Bacteria-enriched lotion battles skin infections

HUMAN skin is home to a multitude of microbes, including some that are helpful and some that could poten-tially be harmful. Now, a small pilot study shows that it might be possi-ble to harness the good bacteria, put them into a lotion and then spread that lotion onto the skin to fight off the bad bacteria.
In the study, researchers took bac-terial samples from patients’ skin, picked out certain species and cul-tured them in a lab, and then put these bacteria into a lotion. They found that, for five patients with a skin condition, the bacteria-rich lo-tion protected them against infec-tions by destroying harmful germs on their skin.
The findings show that “bacteria have a very important role to play in our immune defense,” Dr. Rich-ard Gallo, chair of the Department of Dermatology at the University of California, San Diego, and one of the study authors, told Live Sci-ence. The study was published Feb. 22 in the journal Science Transla-tional Medicine.
In the study, the researchers looked at patients with eczema, a condition which causes itchy, red, inflamed skin. In some people, the condition is chronic, which means that it recurs again and again.
The researchers found that the pa-tients who had persistent ec-zematended to be deficient in the friendly bacteria that kill a type of bacteria called Staphylococcus aureus. In con-trast, people without eczema have an abundance of the helpful bacteria, according to the study.
The researchers analyzed the friendly strains of bacteria, which are also forms of staph, but types that do not cause harm. They found that these bacteria produce two natural antibiotic agents, known as “antimicrobial peptides,” according to the study. The human body also makes these substances, but the new study suggests that the bacte-ria on the skin do a better job of producing them, the researchers said.
In experiments using pig skin and mice, the researchers found that the “good” bacteria strongly in-hibited the growth of several harm-ful staph strains, includ-ing methicillin-resistantStaphylococcus aureus, or MRSA, a pathogen that is resistant to multiple types of antibiotics.

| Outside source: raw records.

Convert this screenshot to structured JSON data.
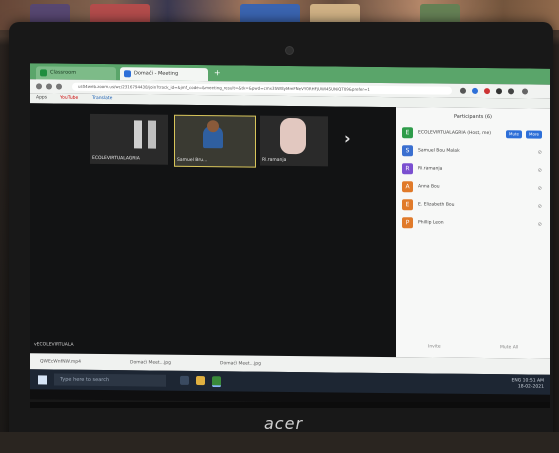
{
  "browser": {
    "tabs": [
      {
        "label": "Classroom"
      },
      {
        "label": "Domaći - Meeting"
      }
    ],
    "url": "us04web.zoom.us/wc/2316794438/join?track_id=&jmf_code=&meeting_result=&tk=&pwd=cmx3SW8yMmFNeVY0RHFjUWl4SUNiQT09&prefer=1",
    "bookmarks": [
      "Apps",
      "YouTube",
      "Translate"
    ]
  },
  "meeting": {
    "participants_video": [
      {
        "label": "ECOLEVIRTUALAGRIA"
      },
      {
        "label": "Samuel Bru..."
      },
      {
        "label": "Ri.ramanja"
      }
    ],
    "footer_name": "vECOLEVIRTUALA"
  },
  "participants_panel": {
    "title": "Participants (6)",
    "rows": [
      {
        "initial": "E",
        "color": "#2e9c4a",
        "name": "ECOLEVIRTUALAGRIA (Host, me)",
        "actions": [
          "Mute",
          "More"
        ]
      },
      {
        "initial": "S",
        "color": "#3a6fd0",
        "name": "Samuel Bou Malak",
        "actions": []
      },
      {
        "initial": "R",
        "color": "#7a4fd0",
        "name": "Ri.ramanja",
        "actions": []
      },
      {
        "initial": "A",
        "color": "#e07a2a",
        "name": "Anna Bou",
        "actions": []
      },
      {
        "initial": "E",
        "color": "#e07a2a",
        "name": "E. Elizabeth Bou",
        "actions": []
      },
      {
        "initial": "P",
        "color": "#e07a2a",
        "name": "Phillip Leon",
        "actions": []
      }
    ],
    "footer": [
      "Invite",
      "Mute All"
    ]
  },
  "downloads": [
    {
      "label": "QWEcWnfNW.mp4"
    },
    {
      "label": "Domaći Meet...jpg"
    },
    {
      "label": "Domaći Meet...jpg"
    }
  ],
  "taskbar": {
    "search_placeholder": "Type here to search",
    "time": "10:51 AM",
    "date": "18-02-2021",
    "lang": "ENG"
  },
  "laptop": {
    "brand": "acer"
  }
}
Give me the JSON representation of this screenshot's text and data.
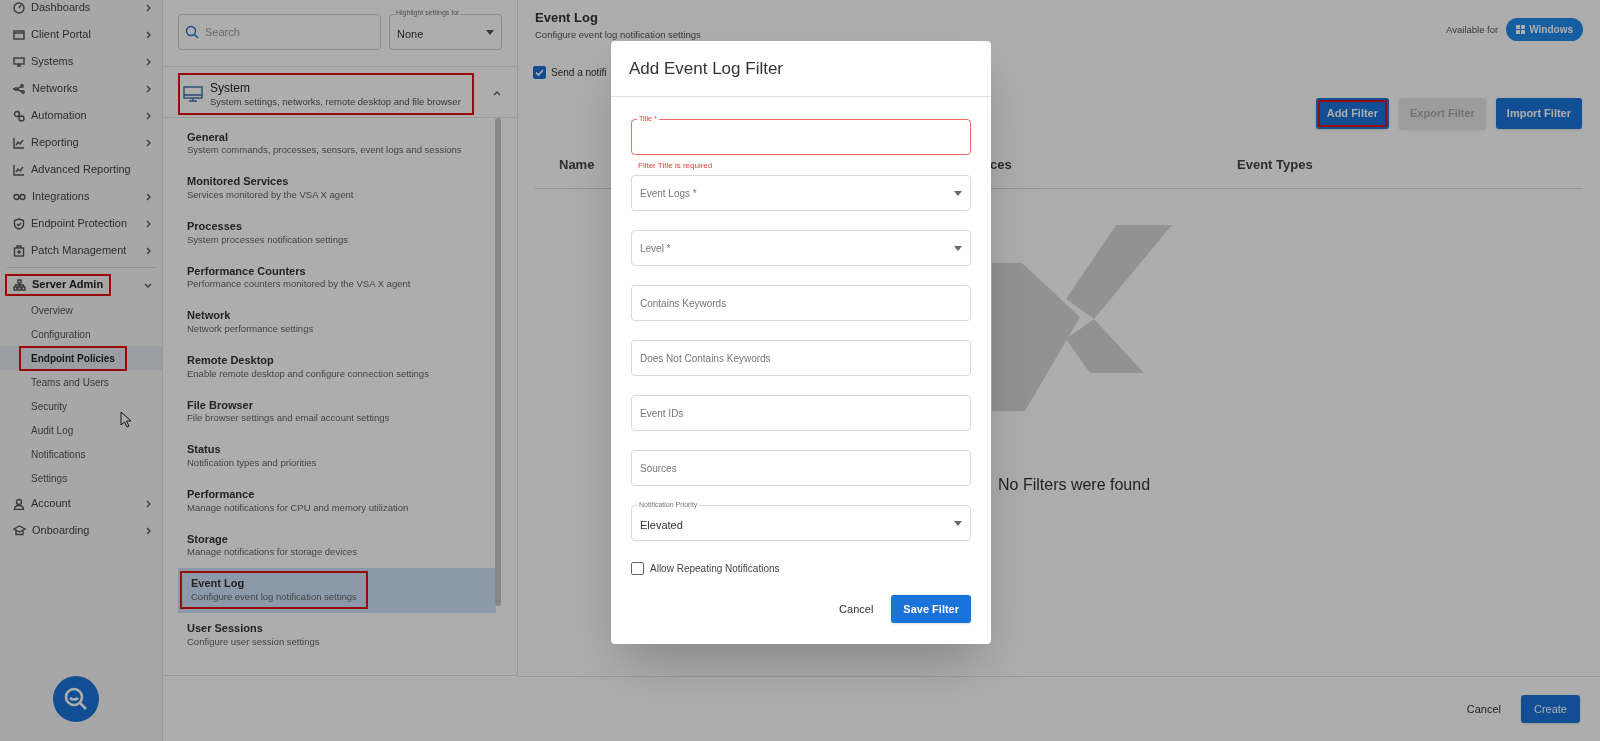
{
  "sidebar": {
    "groups": [
      [
        {
          "label": "Dashboards",
          "expanded": false
        },
        {
          "label": "Client Portal",
          "expanded": false
        },
        {
          "label": "Systems",
          "expanded": false
        },
        {
          "label": "Networks",
          "expanded": false
        },
        {
          "label": "Automation",
          "expanded": false
        },
        {
          "label": "Reporting",
          "expanded": false
        },
        {
          "label": "Advanced Reporting"
        },
        {
          "label": "Integrations",
          "expanded": false
        },
        {
          "label": "Endpoint Protection",
          "expanded": false
        },
        {
          "label": "Patch Management",
          "expanded": false
        }
      ],
      [
        {
          "label": "Server Admin",
          "expanded": true,
          "highlighted": true,
          "children": [
            {
              "label": "Overview",
              "selected": false,
              "highlighted": false
            },
            {
              "label": "Configuration",
              "selected": false,
              "highlighted": false
            },
            {
              "label": "Endpoint Policies",
              "selected": true,
              "highlighted": true
            },
            {
              "label": "Teams and Users",
              "selected": false,
              "highlighted": false
            },
            {
              "label": "Security",
              "selected": false,
              "highlighted": false
            },
            {
              "label": "Audit Log",
              "selected": false,
              "highlighted": false
            },
            {
              "label": "Notifications",
              "selected": false,
              "highlighted": false
            },
            {
              "label": "Settings",
              "selected": false,
              "highlighted": false
            }
          ]
        },
        {
          "label": "Account",
          "expanded": false
        },
        {
          "label": "Onboarding",
          "expanded": false
        }
      ]
    ]
  },
  "settings_panel": {
    "search": {
      "placeholder": "Search"
    },
    "highlight_select": {
      "label": "Highlight settings for",
      "value": "None"
    },
    "group": {
      "title": "System",
      "description": "System settings, networks, remote desktop and file browser",
      "expanded": true,
      "highlighted": true
    },
    "items": [
      {
        "title": "General",
        "description": "System commands, processes, sensors, event logs and sessions",
        "selected": false,
        "highlighted": false
      },
      {
        "title": "Monitored Services",
        "description": "Services monitored by the VSA X agent",
        "selected": false,
        "highlighted": false
      },
      {
        "title": "Processes",
        "description": "System processes notification settings",
        "selected": false,
        "highlighted": false
      },
      {
        "title": "Performance Counters",
        "description": "Performance counters monitored by the VSA X agent",
        "selected": false,
        "highlighted": false
      },
      {
        "title": "Network",
        "description": "Network performance settings",
        "selected": false,
        "highlighted": false
      },
      {
        "title": "Remote Desktop",
        "description": "Enable remote desktop and configure connection settings",
        "selected": false,
        "highlighted": false
      },
      {
        "title": "File Browser",
        "description": "File browser settings and email account settings",
        "selected": false,
        "highlighted": false
      },
      {
        "title": "Status",
        "description": "Notification types and priorities",
        "selected": false,
        "highlighted": false
      },
      {
        "title": "Performance",
        "description": "Manage notifications for CPU and memory utilization",
        "selected": false,
        "highlighted": false
      },
      {
        "title": "Storage",
        "description": "Manage notifications for storage devices",
        "selected": false,
        "highlighted": false
      },
      {
        "title": "Event Log",
        "description": "Configure event log notification settings",
        "selected": true,
        "highlighted": true
      },
      {
        "title": "User Sessions",
        "description": "Configure user session settings",
        "selected": false,
        "highlighted": false
      }
    ]
  },
  "content": {
    "title": "Event Log",
    "subtitle": "Configure event log notification settings",
    "available_label": "Available for",
    "platform": "Windows",
    "notify": {
      "label": "Send a notifi",
      "checked": true
    },
    "buttons": [
      {
        "label": "Add Filter",
        "disabled": false,
        "highlighted": true
      },
      {
        "label": "Export Filter",
        "disabled": true,
        "highlighted": false
      },
      {
        "label": "Import Filter",
        "disabled": false,
        "highlighted": false
      }
    ],
    "columns": [
      "Name",
      "ces",
      "Event Types"
    ],
    "empty_message": "No Filters were found",
    "footer": {
      "cancel": "Cancel",
      "create": "Create"
    }
  },
  "dialog": {
    "title": "Add Event Log Filter",
    "fields": [
      {
        "kind": "text",
        "label": "Title *",
        "error": "Filter Title is required"
      },
      {
        "kind": "select",
        "placeholder": "Event Logs *"
      },
      {
        "kind": "select",
        "placeholder": "Level *"
      },
      {
        "kind": "text",
        "placeholder": "Contains Keywords"
      },
      {
        "kind": "text",
        "placeholder": "Does Not Contains Keywords"
      },
      {
        "kind": "text",
        "placeholder": "Event IDs"
      },
      {
        "kind": "text",
        "placeholder": "Sources"
      },
      {
        "kind": "select",
        "label": "Notification Priority",
        "value": "Elevated"
      }
    ],
    "repeat": {
      "label": "Allow Repeating Notifications",
      "checked": false
    },
    "cancel": "Cancel",
    "save": "Save Filter"
  }
}
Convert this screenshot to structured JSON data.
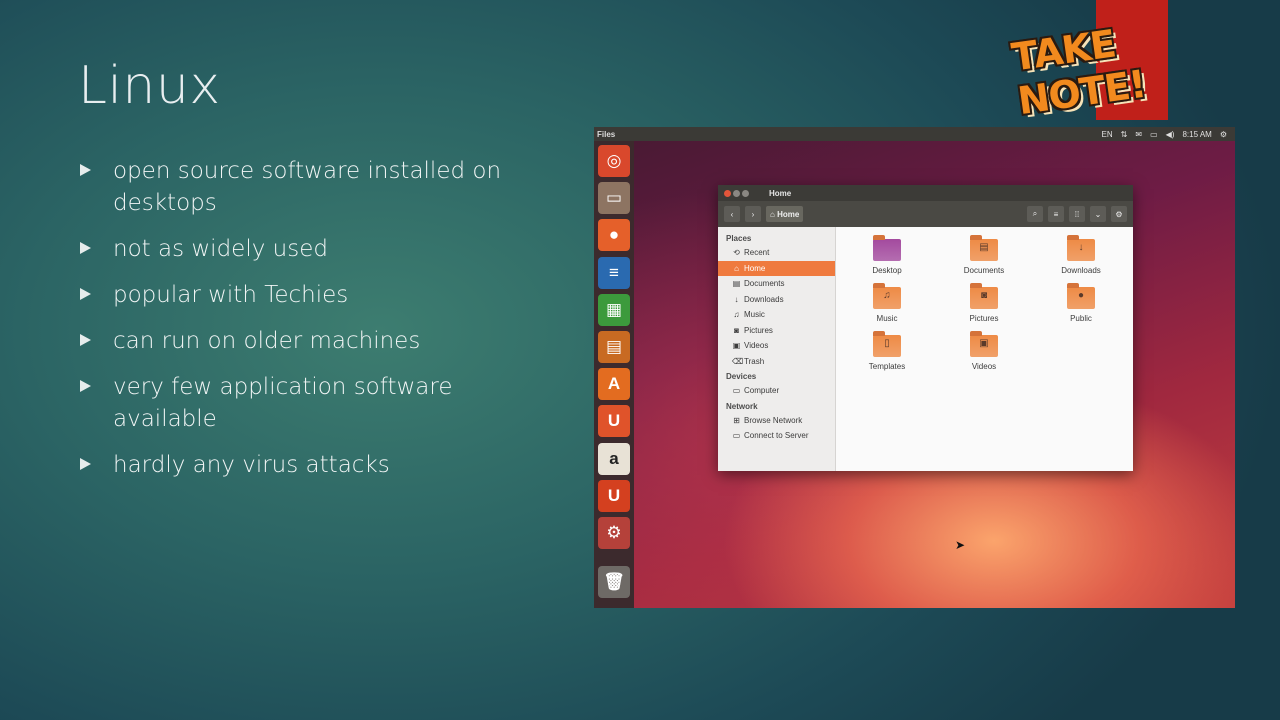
{
  "slide": {
    "title": "Linux",
    "bullets": [
      "open source software installed on desktops",
      "not as widely used",
      "popular with Techies",
      "can run on older machines",
      "very few application software available",
      "hardly any virus attacks"
    ],
    "badge_text": "TAKE NOTE!"
  },
  "screenshot": {
    "topbar": {
      "app_name": "Files",
      "keyboard": "EN",
      "clock": "8:15 AM",
      "icons": [
        "keyboard-icon",
        "network-icon",
        "mail-icon",
        "battery-icon",
        "volume-icon",
        "power-icon"
      ]
    },
    "launcher": [
      {
        "name": "ubuntu-dash-icon",
        "glyph": "◎",
        "color": "#d9482c"
      },
      {
        "name": "files-icon",
        "glyph": "▭",
        "color": "#8d7462"
      },
      {
        "name": "firefox-icon",
        "glyph": "●",
        "color": "#e5602a"
      },
      {
        "name": "writer-icon",
        "glyph": "≡",
        "color": "#2a6ab0"
      },
      {
        "name": "calc-icon",
        "glyph": "▦",
        "color": "#3c9a3c"
      },
      {
        "name": "impress-icon",
        "glyph": "▤",
        "color": "#c86a22"
      },
      {
        "name": "software-center-icon",
        "glyph": "A",
        "color": "#e36c20"
      },
      {
        "name": "ubuntu-one-icon",
        "glyph": "U",
        "color": "#e0532a"
      },
      {
        "name": "amazon-icon",
        "glyph": "a",
        "color": "#e8e2d6"
      },
      {
        "name": "ubuntu-one-music-icon",
        "glyph": "U",
        "color": "#d4401f"
      },
      {
        "name": "system-settings-icon",
        "glyph": "⚙",
        "color": "#b5413a"
      },
      {
        "name": "trash-icon",
        "glyph": "🗑",
        "color": "#6e6a66"
      }
    ],
    "window": {
      "title": "Home",
      "location_button": "Home",
      "sidebar": [
        {
          "heading": "Places",
          "items": [
            {
              "label": "Recent",
              "icon": "⟲",
              "active": false
            },
            {
              "label": "Home",
              "icon": "⌂",
              "active": true
            },
            {
              "label": "Documents",
              "icon": "▤",
              "active": false
            },
            {
              "label": "Downloads",
              "icon": "↓",
              "active": false
            },
            {
              "label": "Music",
              "icon": "♫",
              "active": false
            },
            {
              "label": "Pictures",
              "icon": "◙",
              "active": false
            },
            {
              "label": "Videos",
              "icon": "▣",
              "active": false
            },
            {
              "label": "Trash",
              "icon": "⌫",
              "active": false
            }
          ]
        },
        {
          "heading": "Devices",
          "items": [
            {
              "label": "Computer",
              "icon": "▭",
              "active": false
            }
          ]
        },
        {
          "heading": "Network",
          "items": [
            {
              "label": "Browse Network",
              "icon": "⊞",
              "active": false
            },
            {
              "label": "Connect to Server",
              "icon": "▭",
              "active": false
            }
          ]
        }
      ],
      "files": [
        {
          "label": "Desktop",
          "glyph": "",
          "color": "#a34a9e"
        },
        {
          "label": "Documents",
          "glyph": "▤",
          "color": "#ee8a45"
        },
        {
          "label": "Downloads",
          "glyph": "↓",
          "color": "#ee8a45"
        },
        {
          "label": "Music",
          "glyph": "♫",
          "color": "#ee8a45"
        },
        {
          "label": "Pictures",
          "glyph": "◙",
          "color": "#ee8a45"
        },
        {
          "label": "Public",
          "glyph": "●",
          "color": "#ee8a45"
        },
        {
          "label": "Templates",
          "glyph": "▯",
          "color": "#ee8a45"
        },
        {
          "label": "Videos",
          "glyph": "▣",
          "color": "#ee8a45"
        }
      ]
    }
  }
}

What’s more, the animal experi-ments showed that even as patho-gens were killed off, other colonies of bacteria continued to thrive. Conversely, traditional antibiotics tend to destroy both helpful and harmful germs all at once, poten-tially weakening people’s immune response.